Hines’ company became truly global over the decades, just as its founder, who resided in London for much of his later years, became a man of the world. In the 1990s, for example, the company ventured into China and Russia, where it brought new standards of excellence with projects as One Museum Place, a 60-story prime office tower that opened last year in Shanghai.

Along the way, Hines has collected a plethora of industry awards as well as recognition for its pathbreaking sustainability efforts from organizations such as the U.S. Green Building Council and Global Green USA. Among its sustainable projects is Bayside Toronto, a 13-acre master-planned community along Toronto’s eastern waterfront, which will include a pair of mass-timber office buildings. The company is also praised for its emphasis on high-quality architecture and concern for the surrounding community.

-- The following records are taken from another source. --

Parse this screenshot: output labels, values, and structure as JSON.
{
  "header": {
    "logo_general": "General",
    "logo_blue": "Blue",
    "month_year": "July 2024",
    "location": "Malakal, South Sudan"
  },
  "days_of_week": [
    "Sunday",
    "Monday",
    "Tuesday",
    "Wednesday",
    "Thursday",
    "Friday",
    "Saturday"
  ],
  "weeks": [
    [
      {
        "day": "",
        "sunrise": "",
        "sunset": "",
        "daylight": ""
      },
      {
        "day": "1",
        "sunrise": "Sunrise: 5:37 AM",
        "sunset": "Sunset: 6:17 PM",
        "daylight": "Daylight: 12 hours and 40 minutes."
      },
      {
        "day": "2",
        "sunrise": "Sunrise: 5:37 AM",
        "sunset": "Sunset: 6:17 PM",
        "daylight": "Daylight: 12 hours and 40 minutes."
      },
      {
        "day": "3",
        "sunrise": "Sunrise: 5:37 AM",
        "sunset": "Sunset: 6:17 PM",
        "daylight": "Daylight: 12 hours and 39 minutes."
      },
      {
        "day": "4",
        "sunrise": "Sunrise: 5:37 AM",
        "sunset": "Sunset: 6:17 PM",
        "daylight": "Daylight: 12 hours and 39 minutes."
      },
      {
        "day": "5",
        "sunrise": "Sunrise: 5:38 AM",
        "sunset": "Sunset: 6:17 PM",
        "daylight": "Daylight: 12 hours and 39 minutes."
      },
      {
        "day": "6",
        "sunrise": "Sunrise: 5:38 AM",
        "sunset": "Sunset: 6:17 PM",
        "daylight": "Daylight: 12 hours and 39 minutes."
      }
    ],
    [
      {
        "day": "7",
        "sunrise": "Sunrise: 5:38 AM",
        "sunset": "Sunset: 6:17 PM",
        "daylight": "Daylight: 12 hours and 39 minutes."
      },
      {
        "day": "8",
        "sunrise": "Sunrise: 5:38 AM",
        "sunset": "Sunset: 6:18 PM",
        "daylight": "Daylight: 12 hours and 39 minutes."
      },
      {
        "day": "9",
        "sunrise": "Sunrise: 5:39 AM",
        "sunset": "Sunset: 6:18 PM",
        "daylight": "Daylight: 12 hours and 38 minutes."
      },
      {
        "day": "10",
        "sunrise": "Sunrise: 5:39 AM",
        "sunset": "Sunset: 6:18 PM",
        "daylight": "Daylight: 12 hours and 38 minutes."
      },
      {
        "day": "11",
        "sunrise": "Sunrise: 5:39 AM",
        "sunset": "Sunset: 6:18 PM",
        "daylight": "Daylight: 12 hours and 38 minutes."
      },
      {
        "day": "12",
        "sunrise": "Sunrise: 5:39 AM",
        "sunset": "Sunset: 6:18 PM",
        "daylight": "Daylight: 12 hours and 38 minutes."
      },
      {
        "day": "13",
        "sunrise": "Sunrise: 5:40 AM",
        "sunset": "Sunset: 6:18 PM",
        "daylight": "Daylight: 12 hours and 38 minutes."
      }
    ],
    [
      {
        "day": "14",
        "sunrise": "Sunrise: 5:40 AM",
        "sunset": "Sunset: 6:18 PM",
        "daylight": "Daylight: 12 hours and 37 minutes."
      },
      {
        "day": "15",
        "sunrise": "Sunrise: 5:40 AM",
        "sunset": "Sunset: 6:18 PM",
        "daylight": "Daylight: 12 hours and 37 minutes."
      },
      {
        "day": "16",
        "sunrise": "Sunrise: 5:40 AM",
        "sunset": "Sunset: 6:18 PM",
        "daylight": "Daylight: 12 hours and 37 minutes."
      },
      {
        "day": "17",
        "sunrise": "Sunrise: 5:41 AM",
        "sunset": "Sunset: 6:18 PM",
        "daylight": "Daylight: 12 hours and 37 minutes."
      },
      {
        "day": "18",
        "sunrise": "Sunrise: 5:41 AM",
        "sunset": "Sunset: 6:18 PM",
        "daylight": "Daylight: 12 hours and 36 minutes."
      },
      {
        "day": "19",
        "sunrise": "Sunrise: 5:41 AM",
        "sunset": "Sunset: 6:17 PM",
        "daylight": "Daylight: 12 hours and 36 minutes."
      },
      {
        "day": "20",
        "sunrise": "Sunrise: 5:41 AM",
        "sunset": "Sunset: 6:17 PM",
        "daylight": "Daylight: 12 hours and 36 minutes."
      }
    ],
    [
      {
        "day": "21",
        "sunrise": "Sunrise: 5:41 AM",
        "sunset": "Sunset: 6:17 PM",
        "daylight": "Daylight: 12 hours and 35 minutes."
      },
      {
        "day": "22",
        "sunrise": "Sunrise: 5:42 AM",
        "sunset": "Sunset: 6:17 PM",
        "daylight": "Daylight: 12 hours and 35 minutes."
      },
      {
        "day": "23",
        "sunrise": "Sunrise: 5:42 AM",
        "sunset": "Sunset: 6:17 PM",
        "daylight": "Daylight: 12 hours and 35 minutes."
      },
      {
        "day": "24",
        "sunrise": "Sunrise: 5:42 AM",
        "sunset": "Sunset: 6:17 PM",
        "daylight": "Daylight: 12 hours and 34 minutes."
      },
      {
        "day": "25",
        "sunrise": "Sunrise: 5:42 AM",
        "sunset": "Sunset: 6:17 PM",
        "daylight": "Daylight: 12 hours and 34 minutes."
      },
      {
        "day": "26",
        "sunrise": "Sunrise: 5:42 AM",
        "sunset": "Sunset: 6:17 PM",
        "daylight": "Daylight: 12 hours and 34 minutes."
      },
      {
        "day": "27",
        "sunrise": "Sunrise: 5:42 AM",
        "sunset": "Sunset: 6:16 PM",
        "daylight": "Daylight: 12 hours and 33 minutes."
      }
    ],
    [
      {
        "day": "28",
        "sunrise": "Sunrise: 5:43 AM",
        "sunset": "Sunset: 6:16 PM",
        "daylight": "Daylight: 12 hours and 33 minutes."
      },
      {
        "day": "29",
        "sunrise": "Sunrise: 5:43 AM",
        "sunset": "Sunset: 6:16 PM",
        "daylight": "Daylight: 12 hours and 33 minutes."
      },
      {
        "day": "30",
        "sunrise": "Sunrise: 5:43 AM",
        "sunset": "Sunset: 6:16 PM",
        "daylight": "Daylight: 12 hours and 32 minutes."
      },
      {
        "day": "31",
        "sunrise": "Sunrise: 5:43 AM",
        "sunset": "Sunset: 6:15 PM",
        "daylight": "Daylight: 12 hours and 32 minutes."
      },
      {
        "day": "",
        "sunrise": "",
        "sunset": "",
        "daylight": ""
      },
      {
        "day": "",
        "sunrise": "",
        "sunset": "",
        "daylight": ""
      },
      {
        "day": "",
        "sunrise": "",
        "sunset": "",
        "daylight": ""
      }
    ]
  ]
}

“In the manner of a major corporation, Gerry Hines trained a whole cadre of executives and created a culture that more resembled that of the Fortune 500 corporations he wanted to attract as tenants than the typical real estate enterprise,” architectural critic Paul Goldberger wrote in his introduction to A Legacy of Quality, describing Hines’ key contributions to the industry.

He added: “For me, architecture will be Gerald Hines’ greatest legacy, since few people have done as much as he has to make architecture a truly public, and genuinely popular, art in our time.”